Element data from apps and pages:
--

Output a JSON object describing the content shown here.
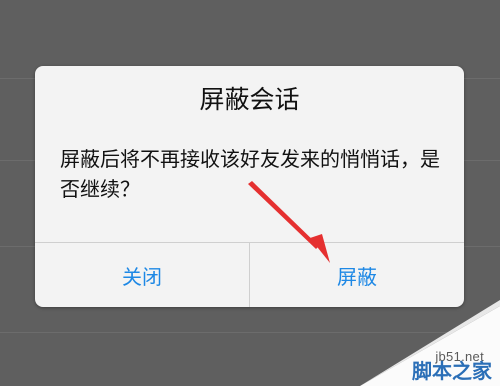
{
  "dialog": {
    "title": "屏蔽会话",
    "message": "屏蔽后将不再接收该好友发来的悄悄话，是否继续？",
    "buttons": {
      "close_label": "关闭",
      "block_label": "屏蔽"
    }
  },
  "watermark": {
    "url": "jb51.net",
    "site": "脚本之家"
  },
  "colors": {
    "background": "#5f5f5f",
    "dialog": "#f3f3f3",
    "accent": "#1e88e5",
    "arrow": "#e53030"
  }
}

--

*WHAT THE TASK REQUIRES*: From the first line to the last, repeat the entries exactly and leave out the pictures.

*YOUR SOLUTION*:
Output a JSON object describing the content shown here.
{
  "dialog": {
    "title": "屏蔽会话",
    "message": "屏蔽后将不再接收该好友发来的悄悄话，是否继续？",
    "buttons": {
      "close_label": "关闭",
      "block_label": "屏蔽"
    }
  },
  "watermark": {
    "url": "jb51.net",
    "site": "脚本之家"
  },
  "colors": {
    "background": "#5f5f5f",
    "dialog": "#f3f3f3",
    "accent": "#1e88e5",
    "arrow": "#e53030"
  }
}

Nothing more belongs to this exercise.